--- Task material ---
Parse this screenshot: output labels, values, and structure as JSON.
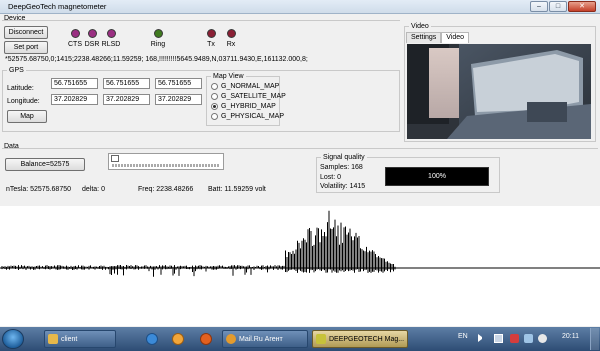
{
  "window": {
    "title": "DeepGeoTech magnetometer",
    "min": "–",
    "max": "□",
    "close": "✕"
  },
  "device": {
    "label": "Device",
    "disconnect_label": "Disconnect",
    "set_port_label": "Set port",
    "leds": [
      {
        "label": "CTS",
        "color": "#9a2f82"
      },
      {
        "label": "DSR",
        "color": "#9a2f82"
      },
      {
        "label": "RLSD",
        "color": "#9a2f82"
      },
      {
        "label": "Ring",
        "color": "#3f7a1f"
      },
      {
        "label": "Tx",
        "color": "#8a1f35"
      },
      {
        "label": "Rx",
        "color": "#8a1f35"
      }
    ],
    "data_line": "*52575.68750,0;1415;2238.48266;11.59259; 168,!!!!!!!!!5645.9489,N,03711.9430,E,161132.000,8;"
  },
  "gps": {
    "label": "GPS",
    "latitude_label": "Latitude:",
    "longitude_label": "Longitude:",
    "latitude_values": [
      "56.751655",
      "56.751655",
      "56.751655"
    ],
    "longitude_values": [
      "37.202829",
      "37.202829",
      "37.202829"
    ],
    "map_button_label": "Map",
    "map_view": {
      "label": "Map View",
      "options": [
        "G_NORMAL_MAP",
        "G_SATELLITE_MAP",
        "G_HYBRID_MAP",
        "G_PHYSICAL_MAP"
      ],
      "selected": "G_HYBRID_MAP"
    }
  },
  "video": {
    "label": "Video",
    "tabs": [
      "Settings",
      "Video"
    ],
    "active_tab": "Video"
  },
  "data_section": {
    "label": "Data",
    "balance_button_label": "Balance=52575",
    "ntesla": "nTesla: 52575.68750",
    "delta": "delta: 0",
    "freq": "Freq: 2238.48266",
    "batt": "Batt: 11.59259 volt"
  },
  "signal_quality": {
    "label": "Signal quality",
    "samples": "Samples:  168",
    "lost": "Lost: 0",
    "volatility": "Volatility: 1415",
    "progress_text": "100%",
    "progress_fraction": 1.0
  },
  "taskbar": {
    "items": [
      {
        "label": "client",
        "icon_color": "#e6b84a"
      },
      {
        "label": "Mail.Ru Агент",
        "icon_color": "#e39b2e"
      },
      {
        "label": "DEEPGEOTECH Mag...",
        "icon_color": "#c7c23a"
      }
    ],
    "lang": "EN",
    "clock": "20:11"
  }
}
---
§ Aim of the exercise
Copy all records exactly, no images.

§ Exercise answer
Parse this screenshot: output labels, values, and structure as JSON.
{
  "window": {
    "title": "DeepGeoTech magnetometer",
    "min": "–",
    "max": "□",
    "close": "✕"
  },
  "device": {
    "label": "Device",
    "disconnect_label": "Disconnect",
    "set_port_label": "Set port",
    "leds": [
      {
        "label": "CTS",
        "color": "#9a2f82"
      },
      {
        "label": "DSR",
        "color": "#9a2f82"
      },
      {
        "label": "RLSD",
        "color": "#9a2f82"
      },
      {
        "label": "Ring",
        "color": "#3f7a1f"
      },
      {
        "label": "Tx",
        "color": "#8a1f35"
      },
      {
        "label": "Rx",
        "color": "#8a1f35"
      }
    ],
    "data_line": "*52575.68750,0;1415;2238.48266;11.59259; 168,!!!!!!!!!5645.9489,N,03711.9430,E,161132.000,8;"
  },
  "gps": {
    "label": "GPS",
    "latitude_label": "Latitude:",
    "longitude_label": "Longitude:",
    "latitude_values": [
      "56.751655",
      "56.751655",
      "56.751655"
    ],
    "longitude_values": [
      "37.202829",
      "37.202829",
      "37.202829"
    ],
    "map_button_label": "Map",
    "map_view": {
      "label": "Map View",
      "options": [
        "G_NORMAL_MAP",
        "G_SATELLITE_MAP",
        "G_HYBRID_MAP",
        "G_PHYSICAL_MAP"
      ],
      "selected": "G_HYBRID_MAP"
    }
  },
  "video": {
    "label": "Video",
    "tabs": [
      "Settings",
      "Video"
    ],
    "active_tab": "Video"
  },
  "data_section": {
    "label": "Data",
    "balance_button_label": "Balance=52575",
    "ntesla": "nTesla: 52575.68750",
    "delta": "delta: 0",
    "freq": "Freq: 2238.48266",
    "batt": "Batt: 11.59259 volt"
  },
  "signal_quality": {
    "label": "Signal quality",
    "samples": "Samples:  168",
    "lost": "Lost: 0",
    "volatility": "Volatility: 1415",
    "progress_text": "100%",
    "progress_fraction": 1.0
  },
  "taskbar": {
    "items": [
      {
        "label": "client",
        "icon_color": "#e6b84a"
      },
      {
        "label": "Mail.Ru Агент",
        "icon_color": "#e39b2e"
      },
      {
        "label": "DEEPGEOTECH Mag...",
        "icon_color": "#c7c23a"
      }
    ],
    "lang": "EN",
    "clock": "20:11"
  }
}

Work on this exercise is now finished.